Finally, there was the Traditional Ginger Honey Ale. I found this to be an enjoyable trip to the apothecary, with a light and interesting flavor. Given my bias towards lighter beers, and towards sweeter drinks in general, I don't expect everyone to agree with me on this one, but I enjoyed drinking it more than the George Washington, but not quite as much as the James Madison. A solid B+ to my palate, and it puts me in the mindset to acquire some mead in the near future.

So there we have it. I should say, however, that all of my scores can be disqualified, because after I ran out of this stroll through the flavors of the Revolutionary War period, I followed with Twisted Teas, which I enjoyed just as much if not more. What can I say, I have the tastes of an 8-year-old.

Wednesday, November 15, 2006

A Proud Day

It's always nice to know that your nation of origin, the nation that prides itself on being "the greatest nation on Earth", is now trailing the birthplace of apartheid on the issue of civil liberties. Nope, here in the U S A (all the way!) we let Karl Rove set our political agenda, and we all know that scapegoating is big political points. Hey, it worked for Hitler.

Monday, November 13, 2006

An open statement

Dear individuals pursuing lawsuits regarding your appearances in the film Borat: Cultural Learnings of America for Make Benefit Glorious Nation of Kazakhstan,

I support your lawsuits. It is my opinion that you should be able to reap financial gain from anyone who makes you look like a complete jackass in front of the entire international public. Therefore, I suggest you switch the targets of your lawsuits away from the parties who merely gave you an opportunity to look like a jackass, and go after the true guilty parties. Please sue yourselves, waste the judicial system's time, and get slapped with fines for frivolous lawsuits.

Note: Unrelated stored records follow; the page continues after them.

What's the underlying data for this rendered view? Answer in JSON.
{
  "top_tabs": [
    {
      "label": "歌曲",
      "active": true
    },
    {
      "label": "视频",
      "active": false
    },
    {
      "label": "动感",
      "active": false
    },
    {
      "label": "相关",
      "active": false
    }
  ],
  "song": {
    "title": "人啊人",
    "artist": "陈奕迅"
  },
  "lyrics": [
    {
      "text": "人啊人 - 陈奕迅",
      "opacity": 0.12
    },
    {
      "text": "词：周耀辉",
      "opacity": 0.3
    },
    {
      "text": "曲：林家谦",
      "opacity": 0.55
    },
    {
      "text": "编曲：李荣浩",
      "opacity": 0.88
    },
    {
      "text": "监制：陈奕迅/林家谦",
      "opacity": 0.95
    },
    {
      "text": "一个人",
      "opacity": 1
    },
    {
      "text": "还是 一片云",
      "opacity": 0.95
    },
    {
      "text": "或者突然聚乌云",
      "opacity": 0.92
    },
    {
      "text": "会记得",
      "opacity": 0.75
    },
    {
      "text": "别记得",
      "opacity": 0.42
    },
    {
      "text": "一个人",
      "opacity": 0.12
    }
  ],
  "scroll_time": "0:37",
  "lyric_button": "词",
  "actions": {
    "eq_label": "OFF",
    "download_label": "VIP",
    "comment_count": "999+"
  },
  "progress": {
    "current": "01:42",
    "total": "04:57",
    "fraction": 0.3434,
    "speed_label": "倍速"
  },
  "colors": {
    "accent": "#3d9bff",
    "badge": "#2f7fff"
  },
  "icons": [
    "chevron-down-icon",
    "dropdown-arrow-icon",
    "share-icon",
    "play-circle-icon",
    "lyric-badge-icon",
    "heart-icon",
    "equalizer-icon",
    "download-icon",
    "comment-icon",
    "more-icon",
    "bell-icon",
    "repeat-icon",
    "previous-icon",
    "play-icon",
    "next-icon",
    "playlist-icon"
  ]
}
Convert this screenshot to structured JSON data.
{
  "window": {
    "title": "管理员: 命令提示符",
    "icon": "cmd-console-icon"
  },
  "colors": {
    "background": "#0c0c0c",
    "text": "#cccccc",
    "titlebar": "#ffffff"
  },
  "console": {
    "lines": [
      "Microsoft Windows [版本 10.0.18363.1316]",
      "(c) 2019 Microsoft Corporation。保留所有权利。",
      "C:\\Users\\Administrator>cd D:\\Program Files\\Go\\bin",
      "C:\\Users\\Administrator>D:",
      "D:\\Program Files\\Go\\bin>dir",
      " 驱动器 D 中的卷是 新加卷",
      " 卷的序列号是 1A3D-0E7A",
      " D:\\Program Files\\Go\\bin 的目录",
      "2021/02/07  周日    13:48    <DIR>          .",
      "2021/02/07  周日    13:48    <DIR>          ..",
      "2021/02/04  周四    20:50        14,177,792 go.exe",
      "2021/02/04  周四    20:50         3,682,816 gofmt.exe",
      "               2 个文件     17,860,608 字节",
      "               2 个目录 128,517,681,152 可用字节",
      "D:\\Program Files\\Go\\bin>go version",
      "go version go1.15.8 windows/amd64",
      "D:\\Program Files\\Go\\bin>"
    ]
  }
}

Your pal,
Remus Thirty

PS: To the fraternity members who appeared in the film and are now suing, a hearty thank you for reinforcing the final part of the "frat boy" stereotype by having your rich dads try to provide you with legal protection from the consequences your own asinine actions.

Wednesday, October 25, 2006

I'm such a bandwagoner.

I got another 401(k) plan quarterly statement today. I have retirement money. It'll be interesting to see how long I'm in grad school (knock on wood) before I need to liquidate it for mad ca$h. Ah, planning for the golden years...